● EXERCISE PROMPT
The word "JSON" marks the lines to report; pull each of them from the listing.
======== MATERIAL FOR THE TASK ========
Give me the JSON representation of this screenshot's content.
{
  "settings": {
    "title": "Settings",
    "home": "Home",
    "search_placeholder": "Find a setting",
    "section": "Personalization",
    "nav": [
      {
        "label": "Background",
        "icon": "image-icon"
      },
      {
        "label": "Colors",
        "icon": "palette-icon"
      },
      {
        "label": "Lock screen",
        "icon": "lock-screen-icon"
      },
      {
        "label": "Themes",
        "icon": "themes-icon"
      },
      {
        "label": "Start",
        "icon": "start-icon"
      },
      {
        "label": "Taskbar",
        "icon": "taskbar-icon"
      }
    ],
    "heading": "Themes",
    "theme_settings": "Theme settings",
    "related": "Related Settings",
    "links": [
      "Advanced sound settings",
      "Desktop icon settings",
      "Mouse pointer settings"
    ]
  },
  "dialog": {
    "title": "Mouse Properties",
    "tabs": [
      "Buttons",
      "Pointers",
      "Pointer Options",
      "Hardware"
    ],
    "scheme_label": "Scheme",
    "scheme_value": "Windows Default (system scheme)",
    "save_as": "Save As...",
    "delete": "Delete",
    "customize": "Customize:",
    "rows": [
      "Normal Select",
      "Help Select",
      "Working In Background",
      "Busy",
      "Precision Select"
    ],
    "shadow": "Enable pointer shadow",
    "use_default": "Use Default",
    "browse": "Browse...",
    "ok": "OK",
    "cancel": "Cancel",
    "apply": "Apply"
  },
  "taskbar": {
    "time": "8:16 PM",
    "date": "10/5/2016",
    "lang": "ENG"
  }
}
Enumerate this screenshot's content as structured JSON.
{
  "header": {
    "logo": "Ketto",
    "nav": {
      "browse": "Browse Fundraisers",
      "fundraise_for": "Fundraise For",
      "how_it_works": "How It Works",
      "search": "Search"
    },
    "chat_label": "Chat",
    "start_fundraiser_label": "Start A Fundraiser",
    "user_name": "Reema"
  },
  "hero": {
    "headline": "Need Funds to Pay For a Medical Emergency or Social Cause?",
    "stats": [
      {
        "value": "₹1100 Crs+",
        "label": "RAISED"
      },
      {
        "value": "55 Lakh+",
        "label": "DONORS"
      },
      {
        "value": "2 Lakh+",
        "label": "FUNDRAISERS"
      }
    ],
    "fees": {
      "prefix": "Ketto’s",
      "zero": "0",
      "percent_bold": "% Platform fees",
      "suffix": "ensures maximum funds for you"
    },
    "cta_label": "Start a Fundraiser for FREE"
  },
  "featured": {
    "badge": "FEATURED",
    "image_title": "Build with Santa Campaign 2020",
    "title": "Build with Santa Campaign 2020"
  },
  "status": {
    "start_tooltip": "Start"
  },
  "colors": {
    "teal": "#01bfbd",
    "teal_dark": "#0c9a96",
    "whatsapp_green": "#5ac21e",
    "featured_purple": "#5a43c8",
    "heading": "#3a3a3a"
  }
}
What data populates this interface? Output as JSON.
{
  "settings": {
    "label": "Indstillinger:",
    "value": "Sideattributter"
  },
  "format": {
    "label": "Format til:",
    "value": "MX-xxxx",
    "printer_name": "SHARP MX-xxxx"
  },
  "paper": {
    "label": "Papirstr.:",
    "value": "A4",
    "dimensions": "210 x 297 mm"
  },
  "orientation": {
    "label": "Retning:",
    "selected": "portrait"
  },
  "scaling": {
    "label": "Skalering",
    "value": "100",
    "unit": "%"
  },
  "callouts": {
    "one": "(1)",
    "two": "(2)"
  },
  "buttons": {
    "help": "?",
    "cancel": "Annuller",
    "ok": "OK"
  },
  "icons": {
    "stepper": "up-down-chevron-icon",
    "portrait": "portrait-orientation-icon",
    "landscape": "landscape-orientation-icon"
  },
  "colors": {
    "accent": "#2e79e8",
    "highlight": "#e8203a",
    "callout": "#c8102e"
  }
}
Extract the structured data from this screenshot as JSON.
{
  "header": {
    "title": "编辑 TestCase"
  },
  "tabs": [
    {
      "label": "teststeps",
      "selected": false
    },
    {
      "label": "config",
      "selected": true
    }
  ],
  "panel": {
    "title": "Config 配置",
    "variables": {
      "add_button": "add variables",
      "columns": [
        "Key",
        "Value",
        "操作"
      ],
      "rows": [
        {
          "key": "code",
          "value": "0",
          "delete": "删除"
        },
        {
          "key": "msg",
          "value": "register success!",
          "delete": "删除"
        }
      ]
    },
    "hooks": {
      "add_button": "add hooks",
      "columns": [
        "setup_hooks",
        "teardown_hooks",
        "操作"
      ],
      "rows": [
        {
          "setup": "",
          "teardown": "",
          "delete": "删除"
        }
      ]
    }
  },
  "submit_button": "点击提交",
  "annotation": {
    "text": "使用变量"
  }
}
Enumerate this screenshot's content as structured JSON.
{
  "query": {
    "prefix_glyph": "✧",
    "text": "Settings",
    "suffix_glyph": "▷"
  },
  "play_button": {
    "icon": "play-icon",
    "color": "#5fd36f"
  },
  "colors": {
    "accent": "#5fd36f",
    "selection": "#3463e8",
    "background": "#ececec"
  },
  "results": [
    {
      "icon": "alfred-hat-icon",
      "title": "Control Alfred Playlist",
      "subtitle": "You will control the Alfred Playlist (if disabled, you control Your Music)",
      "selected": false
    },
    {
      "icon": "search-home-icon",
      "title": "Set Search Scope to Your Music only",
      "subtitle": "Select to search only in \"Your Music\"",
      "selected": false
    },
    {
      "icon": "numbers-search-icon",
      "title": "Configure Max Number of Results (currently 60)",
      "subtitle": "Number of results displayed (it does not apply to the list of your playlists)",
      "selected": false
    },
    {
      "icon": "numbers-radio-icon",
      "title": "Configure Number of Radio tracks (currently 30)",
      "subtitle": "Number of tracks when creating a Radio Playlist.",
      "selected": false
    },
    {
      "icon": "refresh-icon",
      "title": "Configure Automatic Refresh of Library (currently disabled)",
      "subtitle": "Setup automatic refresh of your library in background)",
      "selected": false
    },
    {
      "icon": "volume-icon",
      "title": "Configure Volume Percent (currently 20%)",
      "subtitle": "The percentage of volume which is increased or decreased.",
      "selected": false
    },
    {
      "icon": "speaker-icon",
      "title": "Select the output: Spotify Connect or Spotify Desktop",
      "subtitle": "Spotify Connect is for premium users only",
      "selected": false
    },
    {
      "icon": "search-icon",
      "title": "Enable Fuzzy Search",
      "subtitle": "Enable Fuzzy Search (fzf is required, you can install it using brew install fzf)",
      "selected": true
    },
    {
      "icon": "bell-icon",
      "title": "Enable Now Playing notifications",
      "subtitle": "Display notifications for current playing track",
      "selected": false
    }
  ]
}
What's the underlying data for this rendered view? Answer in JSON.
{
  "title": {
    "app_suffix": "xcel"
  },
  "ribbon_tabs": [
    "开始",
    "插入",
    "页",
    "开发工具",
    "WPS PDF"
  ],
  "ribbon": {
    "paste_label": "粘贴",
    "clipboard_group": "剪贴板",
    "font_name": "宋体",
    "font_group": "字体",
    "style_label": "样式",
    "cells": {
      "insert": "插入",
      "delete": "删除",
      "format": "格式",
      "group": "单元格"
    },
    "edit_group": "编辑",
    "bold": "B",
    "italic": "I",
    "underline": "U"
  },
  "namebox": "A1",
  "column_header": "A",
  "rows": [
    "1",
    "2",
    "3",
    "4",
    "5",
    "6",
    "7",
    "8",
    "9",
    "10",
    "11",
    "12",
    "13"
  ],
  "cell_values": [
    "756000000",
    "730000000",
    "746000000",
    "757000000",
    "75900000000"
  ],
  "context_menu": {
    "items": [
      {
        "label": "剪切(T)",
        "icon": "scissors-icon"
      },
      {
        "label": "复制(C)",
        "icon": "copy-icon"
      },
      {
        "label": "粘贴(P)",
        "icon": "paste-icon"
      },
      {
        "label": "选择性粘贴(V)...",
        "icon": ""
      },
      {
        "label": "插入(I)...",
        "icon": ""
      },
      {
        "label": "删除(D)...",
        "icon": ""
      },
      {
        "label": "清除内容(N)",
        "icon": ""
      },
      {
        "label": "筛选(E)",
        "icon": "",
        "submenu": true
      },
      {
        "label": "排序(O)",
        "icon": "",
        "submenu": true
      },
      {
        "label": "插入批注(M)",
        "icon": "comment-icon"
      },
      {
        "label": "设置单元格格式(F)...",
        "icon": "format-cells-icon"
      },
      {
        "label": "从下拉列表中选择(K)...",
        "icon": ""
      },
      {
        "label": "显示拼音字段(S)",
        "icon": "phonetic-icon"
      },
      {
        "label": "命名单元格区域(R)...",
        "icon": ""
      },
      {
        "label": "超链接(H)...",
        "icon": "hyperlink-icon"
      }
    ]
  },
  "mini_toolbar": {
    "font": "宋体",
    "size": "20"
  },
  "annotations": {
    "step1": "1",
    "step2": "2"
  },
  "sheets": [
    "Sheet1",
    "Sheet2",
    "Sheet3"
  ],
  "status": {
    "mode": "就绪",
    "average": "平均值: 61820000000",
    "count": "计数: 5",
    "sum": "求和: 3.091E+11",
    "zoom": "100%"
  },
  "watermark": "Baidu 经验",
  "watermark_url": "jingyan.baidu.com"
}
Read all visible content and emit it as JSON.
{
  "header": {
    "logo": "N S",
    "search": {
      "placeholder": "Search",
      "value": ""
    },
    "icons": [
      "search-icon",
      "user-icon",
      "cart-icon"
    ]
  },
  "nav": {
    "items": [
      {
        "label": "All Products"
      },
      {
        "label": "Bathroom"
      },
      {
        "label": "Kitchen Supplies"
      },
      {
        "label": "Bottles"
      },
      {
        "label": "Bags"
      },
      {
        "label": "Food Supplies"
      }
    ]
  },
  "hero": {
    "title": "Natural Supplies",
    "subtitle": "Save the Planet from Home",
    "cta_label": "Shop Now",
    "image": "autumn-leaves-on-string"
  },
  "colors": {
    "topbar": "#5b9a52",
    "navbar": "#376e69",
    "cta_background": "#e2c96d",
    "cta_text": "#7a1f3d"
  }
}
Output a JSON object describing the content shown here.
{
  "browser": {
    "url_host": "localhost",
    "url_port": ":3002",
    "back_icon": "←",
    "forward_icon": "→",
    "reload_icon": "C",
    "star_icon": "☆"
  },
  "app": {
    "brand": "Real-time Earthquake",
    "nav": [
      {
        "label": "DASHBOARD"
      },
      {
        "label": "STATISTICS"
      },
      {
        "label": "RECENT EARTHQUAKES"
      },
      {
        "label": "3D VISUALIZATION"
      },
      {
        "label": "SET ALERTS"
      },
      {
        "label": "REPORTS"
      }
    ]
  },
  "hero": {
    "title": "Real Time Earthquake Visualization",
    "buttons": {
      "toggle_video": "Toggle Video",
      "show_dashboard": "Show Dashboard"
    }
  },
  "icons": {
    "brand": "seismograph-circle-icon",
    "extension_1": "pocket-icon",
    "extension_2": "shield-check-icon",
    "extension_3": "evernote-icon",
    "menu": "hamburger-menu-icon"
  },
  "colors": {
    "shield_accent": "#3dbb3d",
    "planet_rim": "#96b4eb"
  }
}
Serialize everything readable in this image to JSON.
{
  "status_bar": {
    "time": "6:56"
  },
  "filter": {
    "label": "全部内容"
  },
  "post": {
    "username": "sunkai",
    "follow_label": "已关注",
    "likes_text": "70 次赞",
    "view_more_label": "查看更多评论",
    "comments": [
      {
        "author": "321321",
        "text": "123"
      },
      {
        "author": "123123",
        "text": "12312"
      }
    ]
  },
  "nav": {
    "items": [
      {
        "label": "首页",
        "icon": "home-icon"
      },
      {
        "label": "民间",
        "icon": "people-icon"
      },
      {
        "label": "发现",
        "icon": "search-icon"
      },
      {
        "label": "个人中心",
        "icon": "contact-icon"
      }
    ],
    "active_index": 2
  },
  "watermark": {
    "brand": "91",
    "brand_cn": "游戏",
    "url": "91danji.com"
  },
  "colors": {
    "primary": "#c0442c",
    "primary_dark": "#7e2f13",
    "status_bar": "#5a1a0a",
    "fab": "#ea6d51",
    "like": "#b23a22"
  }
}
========
● ANSWER FOR THIS EXERCISE
Give me the JSON representation of this screenshot's content.
Enumerate this screenshot's content as structured JSON.
What data populates this interface? Output as JSON.
Extract the structured data from this screenshot as JSON.
Enumerate this screenshot's content as structured JSON.
What's the underlying data for this rendered view? Answer in JSON.
Read all visible content and emit it as JSON.
Output a JSON object describing the content shown here.
Serialize everything readable in this image to JSON.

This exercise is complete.